1. Not finding help here? Sign up for a free 30min tutor trial with Chegg Tutors
    Dismiss Notice
Dismiss Notice
Join Physics Forums Today!
The friendliest, high quality science and math community on the planet! Everyone who loves science is here!

Find a ket orthogonal to a given ket

  1. Sep 11, 2009 #1
    1. The problem statement, all variables and given/known data

    Given a state [tex]\mid \psi \rangle=\frac{1}{\sqrt{3}}[(i+1)\mid 1 \rangle + \mid 2 \rangle][/tex], find the normalized state [tex]\mid \psi^{'} \rangle[/tex] orthogonal to to it.


    2. Relevant equations

    [tex]\langle \psi^{'} \mid \psi \rangle = 0[/tex]

    [tex]\langle \psi^{'} \mid \psi^{'} \rangle = 1[/tex]


    3. The attempt at a solution

    I seek a state such that [tex]\langle \psi^{'} \mid \psi \rangle = 0[/tex] so I am looking for a vector such that [tex]A\frac{1+i}{\sqrt{3}} + B\frac{1}{\sqrt{3}}=0[/tex]

    Solving for B...

    [tex]B=-A(1+i)[/tex]

    Desiring a normalized vector, I let [tex]A=\frac{1}{\sqrt{2}}[/tex], and therefore [tex]B=\frac{-1-i}{\sqrt{2}}[/tex].

    Since this is the vector that is dotted with [tex]\mid \psi \rangle[/tex], I find the ket as the transposed conjugate of this vector, hence: [tex]\mid \psi^{'} \rangle = 1 \mid 1 \rangle + (-1 + i) \mid 2 \rangle[/tex].

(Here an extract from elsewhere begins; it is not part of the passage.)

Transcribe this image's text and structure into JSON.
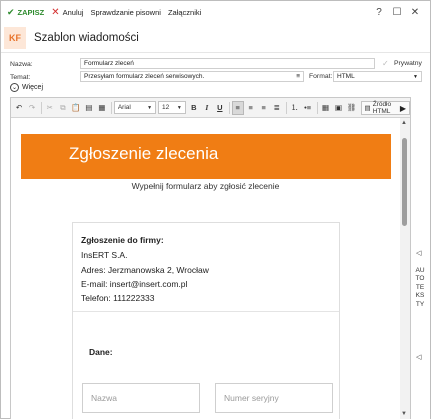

    Now, [tex]\langle \psi^{'} \mid \psi \rangle = \frac{1}{\sqrt{3}}(1+i-1-i) =0[/tex] OK

    But, [tex]\langle \psi^{'} \mid \psi^{'} \rangle = 1+(-1-i)(-1+i)=1-i^2=2[/tex] NO

    So I found a vector that is orthogonal to [tex]\mid \psi \rangle[/tex] but it is not normalized.

    I think one of the following is happening:

    1) I need to re-normalized the vector I found.

    2) I am approaching this problem in the wrong way entirely. I did try to apply a rotation operator to the given vector (rotating by [tex]\frac{\pi}{2}[/tex] but this gave me nothing better.

    How should I proceed?
     
    Last edited: Sep 11, 2009
  2. jcsd
  3. Sep 11, 2009 #2

    gabbagabbahey

    User Avatar
    Homework Helper
    Gold Member

    What makes you think that [itex]A=\frac{1}{\sqrt{2}}[/itex] produces a normalized vector?

    You have found [itex]\langle\psi'|=A\langle 1|+B\langle2|=A\langle 1|-(1+i)A\langle2|[/itex]...To normalize the state, take the norm of that Bra, set it equal to one and solve for [itex]A[/itex].
     
  4. Sep 11, 2009 #3

    kuruman

    User Avatar
    Homework Helper
    Gold Member

    This is easier than most problems of this kind because the dimensionality is 2. Prove first then use the following shortcut

    Given a normalized state

    [tex]|\psi> = a|1> + b|2>[/tex]

    show that

    ** Edit **

    [tex]<\psi '| = -b<1| + a<2|[/tex]

    is othonormal to it.
     
    Last edited: Sep 11, 2009
Know someone interested in this topic? Share this thread via Reddit, Google+, Twitter, or Facebook




Similar Discussions: Find a ket orthogonal to a given ket
  1. Bra kets (Replies: 3)

  2. Bra - ket? (Replies: 6)

  3. Bra and kets (Replies: 8)

Loading...